Today's New York Times gives us Adam Shriver's Op-Ed "Not Grass-Fed, But at Least Pain-Free," which presents its dilemma at the end:
If we cannot avoid factory farms altogether, the least we can do is eliminate the unpleasantness of pain in the animals that must live and die on them. It would be far better than doing nothing at all.
Some might consider this a false dilemma, as built into it is the presumption that "we cannot avoid factory farms altogether" when we easily can. It's a choice. Anyone can make it if they want to.
But let's say I have chosen to avoid factory farming, and in fact the consumption of animals entirely (to the extent that it's practical), while most people will make no such choice. Is it true that the least I can do is support the engineering of animals who experience less unpleasantness than they would have had they not been engineered that way?
Before you answer, here are some details to inform your decision:
- The first "knockout animals" were laboratory rats, whose anterior cingulate cortex have been damaged/blocked so that though they might still feel pain, they do not find it unpleasant. In other words, the perception of pain is affected. Now, any medication we take and surgical procedures we undergo also have a long line of breeding, enslavement, torture and killing of sentient nonhumans leading up to them, so objecting to "knockout animals" on those grounds is to stand on somewhat thin ice. My objection is: Why do such research when you don't need to? Why kill and maim and waste taxpayer dollars–or any dollars–on such things?

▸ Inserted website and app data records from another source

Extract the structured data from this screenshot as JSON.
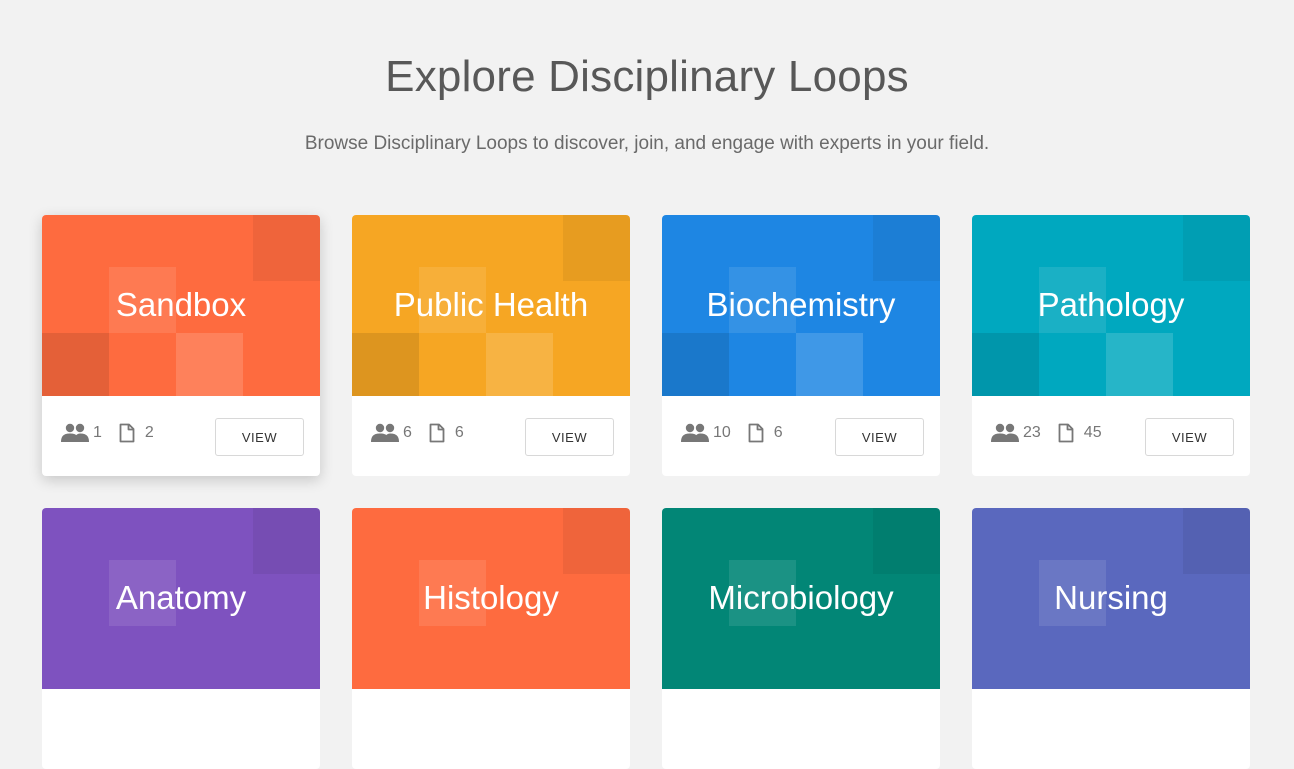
{
  "header": {
    "title": "Explore Disciplinary Loops",
    "subtitle": "Browse Disciplinary Loops to discover, join, and engage with experts in your field."
  },
  "cards": [
    {
      "name": "Sandbox",
      "color": "#fe6b3f",
      "members": "1",
      "documents": "2",
      "button": "VIEW"
    },
    {
      "name": "Public Health",
      "color": "#f6a623",
      "members": "6",
      "documents": "6",
      "button": "VIEW"
    },
    {
      "name": "Biochemistry",
      "color": "#1e86e3",
      "members": "10",
      "documents": "6",
      "button": "VIEW"
    },
    {
      "name": "Pathology",
      "color": "#00a8bf",
      "members": "23",
      "documents": "45",
      "button": "VIEW"
    },
    {
      "name": "Anatomy",
      "color": "#7e52bf",
      "members": "",
      "documents": "",
      "button": ""
    },
    {
      "name": "Histology",
      "color": "#fe6b3f",
      "members": "",
      "documents": "",
      "button": ""
    },
    {
      "name": "Microbiology",
      "color": "#028676",
      "members": "",
      "documents": "",
      "button": ""
    },
    {
      "name": "Nursing",
      "color": "#5a68be",
      "members": "",
      "documents": "",
      "button": ""
    }
  ],
  "icons": {
    "members": "people-icon",
    "documents": "document-icon"
  }
}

- Here's the part that either I'm misunderstanding, or makes one wonder what all of the buzz is about:
Because the sensory dimension of the animals’ pain would be preserved, they would still be able to recognize and avoid, when possible, situations where they might be bruised or otherwise injured.
Like when they're about to be, say, slaughtered?
This is where I'm confused. This proposed measure would take away some of the perception of pain, but what about the terror? What about all of the elements of being confined and enslaved and killed and watching others meet their untimely demises? What about boredom and frustration? What about being torn from your family? What about being raped?
Here's what I see: Once again, as with attempts to convince the public that animal farming could ever be humane, humans are desperate to provide alternatives to consuming animals that don't include not consuming animals. This reinforces the notion that you have to have some kind of superhuman degree of willpower to decide not to kill anyone or have anyone killed for you (if it's not necessary).
I don't think that people who are going to eat animals no matter what care what degree of pain the animals are feeling because they're currently feeling more pain than any of us can imagine and those people are still eating them.
Not to mention the reality that there is so much more involved in being bred for slaughter than pain, and none of that is addressed. And of course, the reality that all of this involves using sentient nonhumans when that's unnecessary isn't even considered.
If a person cares about what "livestock" experience on their way to becoming "meat," there is one easy, inexpensive action that person can take to make certain s/he is not a party to the various kinds and levels of suffering and injustice the animals experience. That action is to opt out and go vegan.